Your task ▸
Report how many lines in the data include "date", with the number as the only reply.

Data extracted from a collection:
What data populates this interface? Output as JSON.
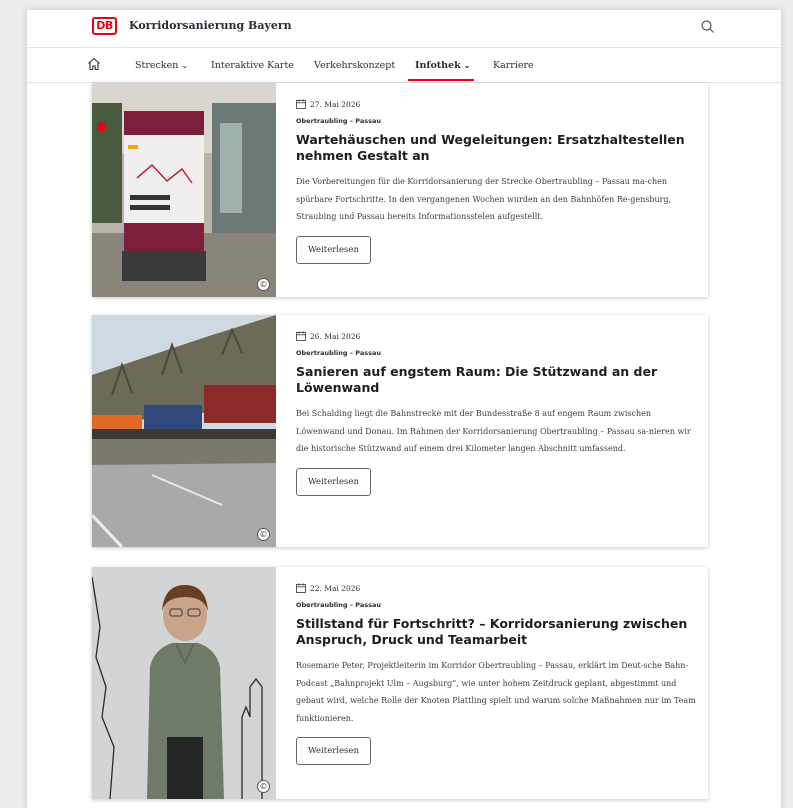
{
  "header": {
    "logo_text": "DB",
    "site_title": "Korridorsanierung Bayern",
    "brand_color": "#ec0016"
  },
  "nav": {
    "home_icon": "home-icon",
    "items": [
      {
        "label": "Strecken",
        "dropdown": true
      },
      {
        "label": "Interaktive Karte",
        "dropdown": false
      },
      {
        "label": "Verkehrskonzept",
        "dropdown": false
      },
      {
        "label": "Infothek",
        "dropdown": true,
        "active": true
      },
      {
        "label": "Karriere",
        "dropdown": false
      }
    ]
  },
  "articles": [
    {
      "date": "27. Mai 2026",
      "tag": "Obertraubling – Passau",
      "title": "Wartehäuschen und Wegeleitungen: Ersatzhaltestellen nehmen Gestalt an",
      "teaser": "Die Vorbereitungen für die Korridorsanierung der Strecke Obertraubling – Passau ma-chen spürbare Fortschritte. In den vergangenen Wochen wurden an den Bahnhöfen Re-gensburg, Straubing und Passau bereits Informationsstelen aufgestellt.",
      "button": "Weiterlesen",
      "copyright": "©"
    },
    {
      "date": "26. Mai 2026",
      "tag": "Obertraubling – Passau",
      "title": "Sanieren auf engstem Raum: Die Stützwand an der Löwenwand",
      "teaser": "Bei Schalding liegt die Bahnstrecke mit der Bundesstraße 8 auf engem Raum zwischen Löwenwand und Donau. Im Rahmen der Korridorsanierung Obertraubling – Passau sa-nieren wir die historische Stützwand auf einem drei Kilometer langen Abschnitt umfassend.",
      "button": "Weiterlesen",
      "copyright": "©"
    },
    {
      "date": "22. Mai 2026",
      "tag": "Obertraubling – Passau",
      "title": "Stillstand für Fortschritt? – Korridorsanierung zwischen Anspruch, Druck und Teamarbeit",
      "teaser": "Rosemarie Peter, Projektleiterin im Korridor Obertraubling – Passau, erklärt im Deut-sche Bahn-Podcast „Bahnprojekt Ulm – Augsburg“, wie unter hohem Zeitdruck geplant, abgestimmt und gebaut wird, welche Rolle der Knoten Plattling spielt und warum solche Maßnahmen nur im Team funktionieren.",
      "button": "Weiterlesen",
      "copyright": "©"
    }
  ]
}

Result ▸
3